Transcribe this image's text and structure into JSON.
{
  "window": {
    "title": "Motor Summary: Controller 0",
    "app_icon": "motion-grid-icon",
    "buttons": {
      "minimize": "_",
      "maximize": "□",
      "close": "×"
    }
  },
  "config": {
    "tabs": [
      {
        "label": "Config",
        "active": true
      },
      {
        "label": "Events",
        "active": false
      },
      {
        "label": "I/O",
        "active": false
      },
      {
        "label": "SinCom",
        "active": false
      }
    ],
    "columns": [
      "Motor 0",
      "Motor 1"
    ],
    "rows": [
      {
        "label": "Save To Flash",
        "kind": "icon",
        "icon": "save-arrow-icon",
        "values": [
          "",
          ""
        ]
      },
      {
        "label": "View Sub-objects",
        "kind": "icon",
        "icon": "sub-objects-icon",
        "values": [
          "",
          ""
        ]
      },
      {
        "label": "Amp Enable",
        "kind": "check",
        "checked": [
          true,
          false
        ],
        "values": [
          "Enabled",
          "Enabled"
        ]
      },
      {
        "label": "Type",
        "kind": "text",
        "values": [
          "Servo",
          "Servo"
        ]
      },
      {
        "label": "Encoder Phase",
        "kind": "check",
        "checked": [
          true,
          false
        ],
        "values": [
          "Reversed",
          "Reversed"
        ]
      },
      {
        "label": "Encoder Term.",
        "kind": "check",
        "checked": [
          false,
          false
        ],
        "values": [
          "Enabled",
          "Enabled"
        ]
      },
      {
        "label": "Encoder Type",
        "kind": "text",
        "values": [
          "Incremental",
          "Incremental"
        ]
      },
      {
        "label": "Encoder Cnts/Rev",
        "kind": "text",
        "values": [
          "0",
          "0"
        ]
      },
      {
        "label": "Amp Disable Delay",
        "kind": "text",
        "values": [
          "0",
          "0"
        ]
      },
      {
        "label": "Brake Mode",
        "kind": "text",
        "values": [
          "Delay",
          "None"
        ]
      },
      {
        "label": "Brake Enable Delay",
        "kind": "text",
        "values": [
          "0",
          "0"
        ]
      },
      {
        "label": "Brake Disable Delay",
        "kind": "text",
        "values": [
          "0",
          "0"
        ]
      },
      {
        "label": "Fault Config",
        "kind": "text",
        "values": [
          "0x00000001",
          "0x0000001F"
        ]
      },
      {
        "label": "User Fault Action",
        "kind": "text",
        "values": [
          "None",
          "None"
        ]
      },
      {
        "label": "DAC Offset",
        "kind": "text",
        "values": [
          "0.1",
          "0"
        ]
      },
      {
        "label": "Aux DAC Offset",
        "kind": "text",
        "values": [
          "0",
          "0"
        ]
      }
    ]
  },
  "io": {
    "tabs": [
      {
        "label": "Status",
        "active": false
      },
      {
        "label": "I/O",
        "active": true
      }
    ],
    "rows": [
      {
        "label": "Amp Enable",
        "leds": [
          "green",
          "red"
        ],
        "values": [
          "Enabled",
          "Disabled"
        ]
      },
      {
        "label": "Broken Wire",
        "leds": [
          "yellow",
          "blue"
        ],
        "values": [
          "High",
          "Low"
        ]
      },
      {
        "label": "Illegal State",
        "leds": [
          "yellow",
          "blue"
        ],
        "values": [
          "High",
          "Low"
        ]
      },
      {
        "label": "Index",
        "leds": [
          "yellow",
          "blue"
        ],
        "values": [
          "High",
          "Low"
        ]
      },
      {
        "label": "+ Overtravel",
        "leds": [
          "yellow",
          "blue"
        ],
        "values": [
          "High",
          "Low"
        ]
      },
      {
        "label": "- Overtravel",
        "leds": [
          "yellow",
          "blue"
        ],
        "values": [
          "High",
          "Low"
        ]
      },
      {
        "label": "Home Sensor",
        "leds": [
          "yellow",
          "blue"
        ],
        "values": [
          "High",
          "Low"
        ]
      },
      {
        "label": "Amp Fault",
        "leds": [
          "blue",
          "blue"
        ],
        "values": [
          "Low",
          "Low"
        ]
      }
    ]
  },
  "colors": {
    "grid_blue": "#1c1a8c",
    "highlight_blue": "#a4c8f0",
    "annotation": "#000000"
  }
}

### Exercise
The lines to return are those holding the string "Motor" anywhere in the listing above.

### Worked solution
    "title": "Motor Summary: Controller 0",
      "Motor 0",
      "Motor 1"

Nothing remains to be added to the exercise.